Focus on Love. When we focus on love, we are more patient, forgiving and tolerant. We are less likely to be critical – of ourselves and others.
“And charity suffereth long, and is kind, and envieth not, and is not puffed up, seeketh not her own, is not easily provoked, thinketh no evil, and rejoiceth not in iniquity but rejoiceth in the truth, beareth all things, believeth all things, hopeth all things, endureth all things.” (Moroni 7:45)
By the way, charity is a gift. God gives it to us through the Holy Ghost – all we have to do is ask.
“Wherefore, my beloved brethren (sisters too!), pray unto the Father with all the energy of heart, that ye may be filled with this love...” (Moroni 7:48)
Focusing on love during the Christmas season should be a no-brainer, but life an people can get in the way. We should focus on the Savior and his love every day of the year, but it can be especially valuable during a season that can be fraught with tender feelings of pain, insecurity, loneliness and disappointment. Christ can take those feelings from us as a a personal gift to us.
One year President Hinckley concluded his Christmas remarks with this idea. He said:
May it be a happy and wonderful season. We leave a blessing upon you, a blessing of Christmas, that you may be happy. May even those whose hearts are heavy rise with the healing which comes alone from Him who comforts and reassures. “Let not your heart be troubled: ye believe in God, believe also in me”
So said He in His hour of great tribulation: “Peace I leave with you, my peace I give unto you: not as the world giveth, give I unto you. Let not your heart be troubled, neither let it be afraid”
In the spirit of that great promise and gift, may we all rejoice this blessed Christmas season. (link)
Share Happiness. I found a fascinating quote from Brigham Young that I think fits nicely in the holiday season:
In all your social communications, or whatever your associations are, let all the dark, discontented, murmuring, unhappy, miserable feelings—all the evil fruit of the mind, fall from the tree in silence and unnoticed; and so let it perish, without taking it up to present to your neighbors. But when you have joy and happiness, light and intelligence, truth and virtue, offer that fruit abundantly to your neighbors, and it will do them good, and so strengthen the hands of your fellow-beings (DBY, 240).

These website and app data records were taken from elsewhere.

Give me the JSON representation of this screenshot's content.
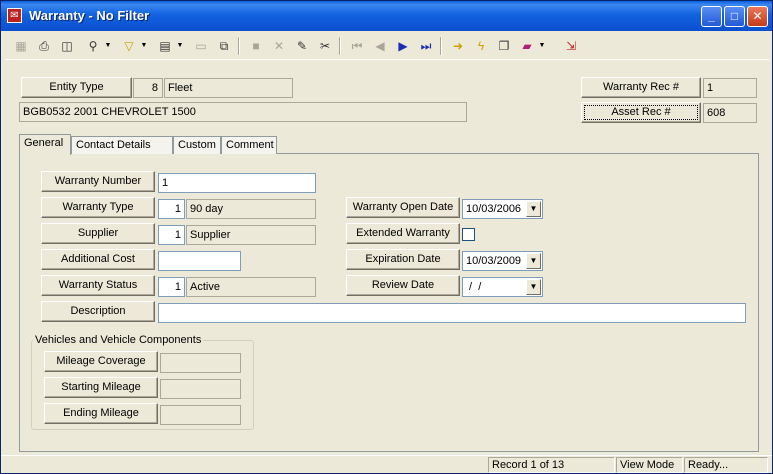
{
  "window": {
    "title": "Warranty - No Filter",
    "minimize": "_",
    "maximize": "□",
    "close": "✕"
  },
  "header": {
    "entity_type_label": "Entity Type",
    "entity_type_code": "8",
    "entity_type_value": "Fleet",
    "asset_description": "BGB0532 2001 CHEVROLET 1500",
    "warranty_rec_label": "Warranty Rec #",
    "warranty_rec_value": "1",
    "asset_rec_label": "Asset Rec #",
    "asset_rec_value": "608"
  },
  "tabs": [
    "General",
    "Contact Details",
    "Custom",
    "Comment"
  ],
  "form": {
    "warranty_number_label": "Warranty Number",
    "warranty_number_value": "1",
    "warranty_type_label": "Warranty Type",
    "warranty_type_code": "1",
    "warranty_type_value": "90 day",
    "supplier_label": "Supplier",
    "supplier_code": "1",
    "supplier_value": "Supplier",
    "additional_cost_label": "Additional Cost",
    "additional_cost_value": "",
    "warranty_status_label": "Warranty Status",
    "warranty_status_code": "1",
    "warranty_status_value": "Active",
    "description_label": "Description",
    "description_value": "",
    "warranty_open_date_label": "Warranty Open Date",
    "warranty_open_date_value": "10/03/2006",
    "extended_warranty_label": "Extended Warranty",
    "expiration_date_label": "Expiration Date",
    "expiration_date_value": "10/03/2009",
    "review_date_label": "Review Date",
    "review_date_value": " /  /"
  },
  "vehicles": {
    "group_title": "Vehicles and Vehicle Components",
    "mileage_coverage_label": "Mileage Coverage",
    "starting_mileage_label": "Starting Mileage",
    "ending_mileage_label": "Ending Mileage"
  },
  "status": {
    "record": "Record 1 of 13",
    "mode": "View Mode",
    "state": "Ready..."
  },
  "toolbar_icons": [
    "grid-icon",
    "print-icon",
    "preview-icon",
    "search-icon",
    "filter-icon",
    "document-icon",
    "edit-document-icon",
    "copy-icon",
    "save-icon",
    "delete-icon",
    "pencil-icon",
    "cut-icon",
    "first-record-icon",
    "prev-record-icon",
    "next-record-icon",
    "last-record-icon",
    "go-arrow-icon",
    "lightning-icon",
    "windows-icon",
    "book-icon",
    "exit-icon"
  ]
}
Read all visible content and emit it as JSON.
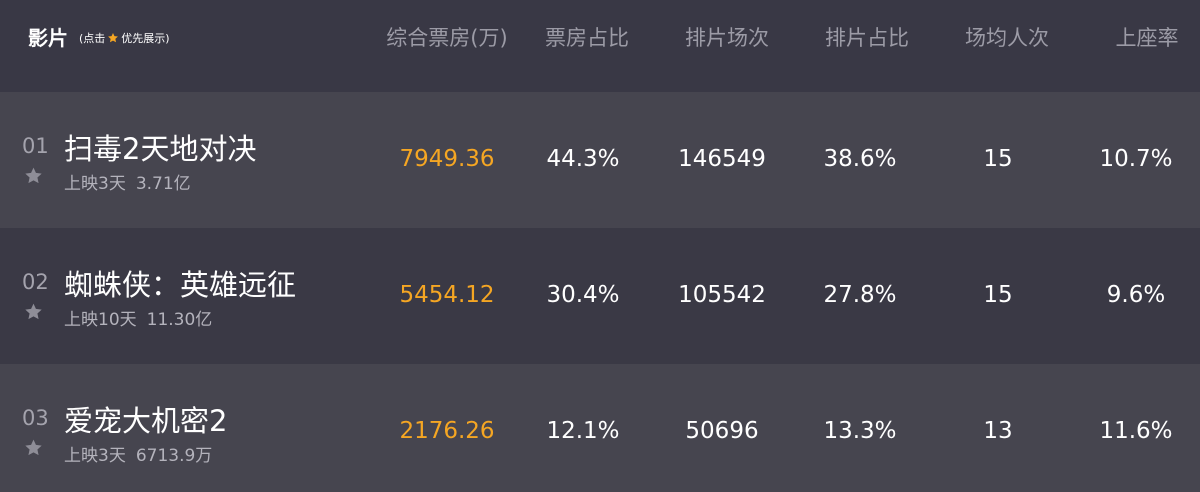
{
  "header": {
    "film_label": "影片",
    "hint_before": "(点击",
    "hint_after": "优先展示)",
    "columns": [
      "综合票房(万)",
      "票房占比",
      "排片场次",
      "排片占比",
      "场均人次",
      "上座率"
    ]
  },
  "colors": {
    "box_office": "#f5a623",
    "star_hint": "#f5a623",
    "star_row": "#8e8d97"
  },
  "icons": {
    "hint_star": "star-icon",
    "row_star": "star-icon"
  },
  "rows": [
    {
      "rank": "01",
      "title": "扫毒2天地对决",
      "days": "上映3天",
      "total": "3.71亿",
      "box_office": "7949.36",
      "box_share": "44.3%",
      "shows": "146549",
      "show_share": "38.6%",
      "avg_people": "15",
      "occupancy": "10.7%"
    },
    {
      "rank": "02",
      "title": "蜘蛛侠：英雄远征",
      "days": "上映10天",
      "total": "11.30亿",
      "box_office": "5454.12",
      "box_share": "30.4%",
      "shows": "105542",
      "show_share": "27.8%",
      "avg_people": "15",
      "occupancy": "9.6%"
    },
    {
      "rank": "03",
      "title": "爱宠大机密2",
      "days": "上映3天",
      "total": "6713.9万",
      "box_office": "2176.26",
      "box_share": "12.1%",
      "shows": "50696",
      "show_share": "13.3%",
      "avg_people": "13",
      "occupancy": "11.6%"
    }
  ]
}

I can’t think of a better Christmas gift we can give to our families and those we associate with than a peaceful, happy version of ourselves. Joy is attainable, and it is fiercely contagious.